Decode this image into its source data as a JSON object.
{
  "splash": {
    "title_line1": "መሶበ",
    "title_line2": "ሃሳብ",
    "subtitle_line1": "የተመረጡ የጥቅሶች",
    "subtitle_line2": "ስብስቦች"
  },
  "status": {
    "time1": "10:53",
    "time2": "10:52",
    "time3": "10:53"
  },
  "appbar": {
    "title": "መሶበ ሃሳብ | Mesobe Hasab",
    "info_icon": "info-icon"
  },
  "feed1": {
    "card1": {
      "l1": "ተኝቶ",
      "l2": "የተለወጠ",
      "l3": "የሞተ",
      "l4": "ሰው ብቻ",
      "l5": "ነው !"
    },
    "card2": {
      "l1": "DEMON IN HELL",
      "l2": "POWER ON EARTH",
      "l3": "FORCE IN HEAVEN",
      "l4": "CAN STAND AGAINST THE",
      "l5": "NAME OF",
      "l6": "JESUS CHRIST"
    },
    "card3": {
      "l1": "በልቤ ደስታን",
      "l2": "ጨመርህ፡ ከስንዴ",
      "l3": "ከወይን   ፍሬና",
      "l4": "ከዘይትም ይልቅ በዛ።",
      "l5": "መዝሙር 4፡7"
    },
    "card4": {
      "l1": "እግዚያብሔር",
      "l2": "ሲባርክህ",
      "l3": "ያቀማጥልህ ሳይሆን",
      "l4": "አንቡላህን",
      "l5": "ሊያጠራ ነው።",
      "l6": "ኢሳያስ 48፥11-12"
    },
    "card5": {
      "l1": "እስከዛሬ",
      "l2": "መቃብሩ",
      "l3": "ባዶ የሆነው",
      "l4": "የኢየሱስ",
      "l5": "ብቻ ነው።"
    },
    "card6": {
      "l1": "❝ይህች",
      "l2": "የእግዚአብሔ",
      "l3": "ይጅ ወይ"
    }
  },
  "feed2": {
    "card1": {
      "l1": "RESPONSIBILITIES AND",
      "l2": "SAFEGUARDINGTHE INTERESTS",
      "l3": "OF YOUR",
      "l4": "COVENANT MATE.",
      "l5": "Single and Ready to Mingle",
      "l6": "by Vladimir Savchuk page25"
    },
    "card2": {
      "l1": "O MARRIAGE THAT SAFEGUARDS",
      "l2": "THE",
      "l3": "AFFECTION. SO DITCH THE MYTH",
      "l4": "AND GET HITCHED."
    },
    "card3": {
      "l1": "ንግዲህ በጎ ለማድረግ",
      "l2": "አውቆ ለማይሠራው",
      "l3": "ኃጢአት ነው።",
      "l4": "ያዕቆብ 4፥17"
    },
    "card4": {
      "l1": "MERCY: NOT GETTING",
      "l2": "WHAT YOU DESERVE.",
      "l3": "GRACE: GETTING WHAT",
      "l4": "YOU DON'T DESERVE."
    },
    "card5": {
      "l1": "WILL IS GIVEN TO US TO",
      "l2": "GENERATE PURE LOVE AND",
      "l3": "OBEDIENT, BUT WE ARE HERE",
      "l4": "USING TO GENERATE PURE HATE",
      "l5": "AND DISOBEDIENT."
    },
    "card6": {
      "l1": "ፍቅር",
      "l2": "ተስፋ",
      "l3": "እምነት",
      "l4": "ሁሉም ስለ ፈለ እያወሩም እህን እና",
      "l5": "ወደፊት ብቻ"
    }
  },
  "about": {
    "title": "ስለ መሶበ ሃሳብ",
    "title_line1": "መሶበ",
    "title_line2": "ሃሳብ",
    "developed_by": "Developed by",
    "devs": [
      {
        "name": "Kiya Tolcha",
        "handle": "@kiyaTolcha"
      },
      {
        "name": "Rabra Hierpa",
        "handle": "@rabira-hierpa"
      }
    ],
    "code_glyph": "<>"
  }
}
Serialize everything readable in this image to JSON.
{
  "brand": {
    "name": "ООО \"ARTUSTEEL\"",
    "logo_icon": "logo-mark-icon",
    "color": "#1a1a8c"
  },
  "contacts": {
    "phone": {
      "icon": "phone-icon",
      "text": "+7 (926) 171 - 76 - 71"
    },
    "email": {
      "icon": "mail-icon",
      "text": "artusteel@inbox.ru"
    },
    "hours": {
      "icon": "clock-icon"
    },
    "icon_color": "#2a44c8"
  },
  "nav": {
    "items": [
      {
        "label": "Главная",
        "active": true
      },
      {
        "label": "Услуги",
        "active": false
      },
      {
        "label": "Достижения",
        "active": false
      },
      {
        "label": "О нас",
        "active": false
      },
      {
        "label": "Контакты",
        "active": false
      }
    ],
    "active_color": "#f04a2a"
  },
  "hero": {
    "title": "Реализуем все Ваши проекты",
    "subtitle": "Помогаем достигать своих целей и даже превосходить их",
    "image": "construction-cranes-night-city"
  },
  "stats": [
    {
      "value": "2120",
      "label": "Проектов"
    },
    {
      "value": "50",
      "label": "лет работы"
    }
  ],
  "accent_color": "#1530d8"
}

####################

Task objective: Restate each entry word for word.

Exercise answer:
Decode this image into its source data as a JSON object.
{
  "splash": {
    "title_line1": "መሶበ",
    "title_line2": "ሃሳብ",
    "subtitle_line1": "የተመረጡ የጥቅሶች",
    "subtitle_line2": "ስብስቦች"
  },
  "status": {
    "time1": "10:53",
    "time2": "10:52",
    "time3": "10:53"
  },
  "appbar": {
    "title": "መሶበ ሃሳብ | Mesobe Hasab",
    "info_icon": "info-icon"
  },
  "feed1": {
    "card1": {
      "l1": "ተኝቶ",
      "l2": "የተለወጠ",
      "l3": "የሞተ",
      "l4": "ሰው ብቻ",
      "l5": "ነው !"
    },
    "card2": {
      "l1": "DEMON IN HELL",
      "l2": "POWER ON EARTH",
      "l3": "FORCE IN HEAVEN",
      "l4": "CAN STAND AGAINST THE",
      "l5": "NAME OF",
      "l6": "JESUS CHRIST"
    },
    "card3": {
      "l1": "በልቤ ደስታን",
      "l2": "ጨመርህ፡ ከስንዴ",
      "l3": "ከወይን   ፍሬና",
      "l4": "ከዘይትም ይልቅ በዛ።",
      "l5": "መዝሙር 4፡7"
    },
    "card4": {
      "l1": "እግዚያብሔር",
      "l2": "ሲባርክህ",
      "l3": "ያቀማጥልህ ሳይሆን",
      "l4": "አንቡላህን",
      "l5": "ሊያጠራ ነው።",
      "l6": "ኢሳያስ 48፥11-12"
    },
    "card5": {
      "l1": "እስከዛሬ",
      "l2": "መቃብሩ",
      "l3": "ባዶ የሆነው",
      "l4": "የኢየሱስ",
      "l5": "ብቻ ነው።"
    },
    "card6": {
      "l1": "❝ይህች",
      "l2": "የእግዚአብሔ",
      "l3": "ይጅ ወይ"
    }
  },
  "feed2": {
    "card1": {
      "l1": "RESPONSIBILITIES AND",
      "l2": "SAFEGUARDINGTHE INTERESTS",
      "l3": "OF YOUR",
      "l4": "COVENANT MATE.",
      "l5": "Single and Ready to Mingle",
      "l6": "by Vladimir Savchuk page25"
    },
    "card2": {
      "l1": "O MARRIAGE THAT SAFEGUARDS",
      "l2": "THE",
      "l3": "AFFECTION. SO DITCH THE MYTH",
      "l4": "AND GET HITCHED."
    },
    "card3": {
      "l1": "ንግዲህ በጎ ለማድረግ",
      "l2": "አውቆ ለማይሠራው",
      "l3": "ኃጢአት ነው።",
      "l4": "ያዕቆብ 4፥17"
    },
    "card4": {
      "l1": "MERCY: NOT GETTING",
      "l2": "WHAT YOU DESERVE.",
      "l3": "GRACE: GETTING WHAT",
      "l4": "YOU DON'T DESERVE."
    },
    "card5": {
      "l1": "WILL IS GIVEN TO US TO",
      "l2": "GENERATE PURE LOVE AND",
      "l3": "OBEDIENT, BUT WE ARE HERE",
      "l4": "USING TO GENERATE PURE HATE",
      "l5": "AND DISOBEDIENT."
    },
    "card6": {
      "l1": "ፍቅር",
      "l2": "ተስፋ",
      "l3": "እምነት",
      "l4": "ሁሉም ስለ ፈለ እያወሩም እህን እና",
      "l5": "ወደፊት ብቻ"
    }
  },
  "about": {
    "title": "ስለ መሶበ ሃሳብ",
    "title_line1": "መሶበ",
    "title_line2": "ሃሳብ",
    "developed_by": "Developed by",
    "devs": [
      {
        "name": "Kiya Tolcha",
        "handle": "@kiyaTolcha"
      },
      {
        "name": "Rabra Hierpa",
        "handle": "@rabira-hierpa"
      }
    ],
    "code_glyph": "<>"
  }
}
Serialize everything readable in this image to JSON.
{
  "brand": {
    "name": "ООО \"ARTUSTEEL\"",
    "logo_icon": "logo-mark-icon",
    "color": "#1a1a8c"
  },
  "contacts": {
    "phone": {
      "icon": "phone-icon",
      "text": "+7 (926) 171 - 76 - 71"
    },
    "email": {
      "icon": "mail-icon",
      "text": "artusteel@inbox.ru"
    },
    "hours": {
      "icon": "clock-icon"
    },
    "icon_color": "#2a44c8"
  },
  "nav": {
    "items": [
      {
        "label": "Главная",
        "active": true
      },
      {
        "label": "Услуги",
        "active": false
      },
      {
        "label": "Достижения",
        "active": false
      },
      {
        "label": "О нас",
        "active": false
      },
      {
        "label": "Контакты",
        "active": false
      }
    ],
    "active_color": "#f04a2a"
  },
  "hero": {
    "title": "Реализуем все Ваши проекты",
    "subtitle": "Помогаем достигать своих целей и даже превосходить их",
    "image": "construction-cranes-night-city"
  },
  "stats": [
    {
      "value": "2120",
      "label": "Проектов"
    },
    {
      "value": "50",
      "label": "лет работы"
    }
  ],
  "accent_color": "#1530d8"
}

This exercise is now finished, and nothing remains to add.